Nowadays, the world’s search giant is known to operate with a comprehensive ranking algorithm, which relies on about two hundred different factors. Among the others, Google search engine evaluates backlinks of every website profile using about a dozen different qualities of compelling SEO. Before showing you what exactly is taken into account by Google to “understand” the real value of every backlink on the Web, let me start with some basic teminology.
What Makes a Backlink?
First and foremost, what is a backlink by definition? Like Google itself, every major search engine identifies backlinks as inbound or incoming links from any third-party online resource, back to your own website. And let’s face it - earlier this year there was the first exact message ever voiced by Google’s officials about inbound link profile being among the primary three ranking factors. That’s why Google search engine gives backlinks so much importance for now. To put it simply, they are the “votes” of confidence, which validate every website’s trustworthiness among the users and reconfirm the quality of every page content on the whole.

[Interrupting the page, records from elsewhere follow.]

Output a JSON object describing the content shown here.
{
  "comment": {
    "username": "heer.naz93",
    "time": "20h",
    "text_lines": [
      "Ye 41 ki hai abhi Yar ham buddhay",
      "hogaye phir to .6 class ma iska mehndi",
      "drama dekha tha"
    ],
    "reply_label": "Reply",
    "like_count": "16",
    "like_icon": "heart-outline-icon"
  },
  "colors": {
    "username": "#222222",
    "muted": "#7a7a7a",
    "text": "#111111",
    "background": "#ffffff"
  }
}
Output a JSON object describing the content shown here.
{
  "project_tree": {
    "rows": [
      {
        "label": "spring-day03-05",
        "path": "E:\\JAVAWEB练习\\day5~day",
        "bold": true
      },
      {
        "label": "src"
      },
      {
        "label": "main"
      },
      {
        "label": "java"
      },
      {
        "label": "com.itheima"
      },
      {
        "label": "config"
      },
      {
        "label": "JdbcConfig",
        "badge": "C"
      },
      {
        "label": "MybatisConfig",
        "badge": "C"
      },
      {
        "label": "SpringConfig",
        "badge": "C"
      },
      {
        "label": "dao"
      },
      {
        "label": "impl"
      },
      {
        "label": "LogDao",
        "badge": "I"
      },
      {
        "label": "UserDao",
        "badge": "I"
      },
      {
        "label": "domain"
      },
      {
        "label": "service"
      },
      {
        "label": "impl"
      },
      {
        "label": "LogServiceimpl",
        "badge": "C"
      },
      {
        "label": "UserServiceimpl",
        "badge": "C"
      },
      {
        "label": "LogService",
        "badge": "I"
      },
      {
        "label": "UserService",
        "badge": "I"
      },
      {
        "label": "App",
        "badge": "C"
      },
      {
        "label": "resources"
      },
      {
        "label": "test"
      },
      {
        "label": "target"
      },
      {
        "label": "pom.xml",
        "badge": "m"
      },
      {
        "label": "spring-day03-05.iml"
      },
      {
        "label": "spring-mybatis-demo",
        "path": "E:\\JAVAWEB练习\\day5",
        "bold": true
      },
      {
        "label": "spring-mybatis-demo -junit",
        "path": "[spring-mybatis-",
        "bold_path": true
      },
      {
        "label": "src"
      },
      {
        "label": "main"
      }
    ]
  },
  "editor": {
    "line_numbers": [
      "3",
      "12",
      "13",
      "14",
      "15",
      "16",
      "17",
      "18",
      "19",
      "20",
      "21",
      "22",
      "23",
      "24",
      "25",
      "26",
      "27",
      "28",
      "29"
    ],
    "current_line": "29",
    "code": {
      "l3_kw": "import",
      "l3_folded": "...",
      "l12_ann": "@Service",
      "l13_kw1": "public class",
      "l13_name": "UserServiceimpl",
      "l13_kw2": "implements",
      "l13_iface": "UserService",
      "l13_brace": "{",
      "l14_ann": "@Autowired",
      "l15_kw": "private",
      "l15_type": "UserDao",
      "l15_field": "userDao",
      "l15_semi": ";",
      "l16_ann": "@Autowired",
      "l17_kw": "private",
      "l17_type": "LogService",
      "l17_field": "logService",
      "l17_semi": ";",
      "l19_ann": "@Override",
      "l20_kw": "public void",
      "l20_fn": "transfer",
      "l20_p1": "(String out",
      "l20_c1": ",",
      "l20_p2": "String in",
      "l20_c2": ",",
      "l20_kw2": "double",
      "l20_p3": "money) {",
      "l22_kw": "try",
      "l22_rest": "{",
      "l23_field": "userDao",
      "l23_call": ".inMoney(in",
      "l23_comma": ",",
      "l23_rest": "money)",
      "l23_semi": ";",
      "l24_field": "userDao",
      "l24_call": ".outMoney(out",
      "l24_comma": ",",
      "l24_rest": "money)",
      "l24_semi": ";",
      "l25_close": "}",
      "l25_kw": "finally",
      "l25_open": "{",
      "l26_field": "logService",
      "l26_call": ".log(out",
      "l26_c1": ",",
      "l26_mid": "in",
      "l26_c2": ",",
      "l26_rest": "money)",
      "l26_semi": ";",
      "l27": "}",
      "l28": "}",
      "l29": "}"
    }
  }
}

The thing is that “the ideal” authority website at scale means every page is trusted by the live users, the industry experts (or market niche influencers), as well as the other authoritative websites or blogs, and the major search engines after all. Note, however, that any online source with a high authority doesn’t necessarily mean that it’s one of the most visited publishers of nearly global sale. After all, if one is running a niche blog or website with a unique, valuable, and relevant content - such source might as well be highly regarded, perhaps even better than most. That way, every search engine verifies backlinks to decide if the website or blog is worth showing among the top results on the SERPs.
Google Search Engine Verifies Backlinks by:
individual referral domain count linking to every page of your website or blog;
link profile diversity (i.e., set of different backlinks, with unequal PageRank, coming from as many various places on the Web as possible);
pagerank (PR), domain authority (DA), and page authority (PA) of each online source linking to your web pages (i.e., it’s far better to have a few backlinks with high authority and trust, rather than a huge pack of low-quality ones);
backlinks from the aged domains are usually seen more valuable than the ones from the newborn resources having gone live more recently;
relevant websites or blogs will deliver normal backlinks with considerably greater value if compared to nearly null and void links coming from irrelevnt sources;
applying for Black-Hat SEO (for example link farms, spam links, doorway pages, link wheels, hidden anchors, etc.) got an extreme potential to bring severe negative impact on the current website rankings;
inbound context links (i.e., backlinks found in the main body text of web page content) are much more powerful, rather than any other site-wide (otherwise, footer) links seen in separate widgets, plugins, or other on-page sections.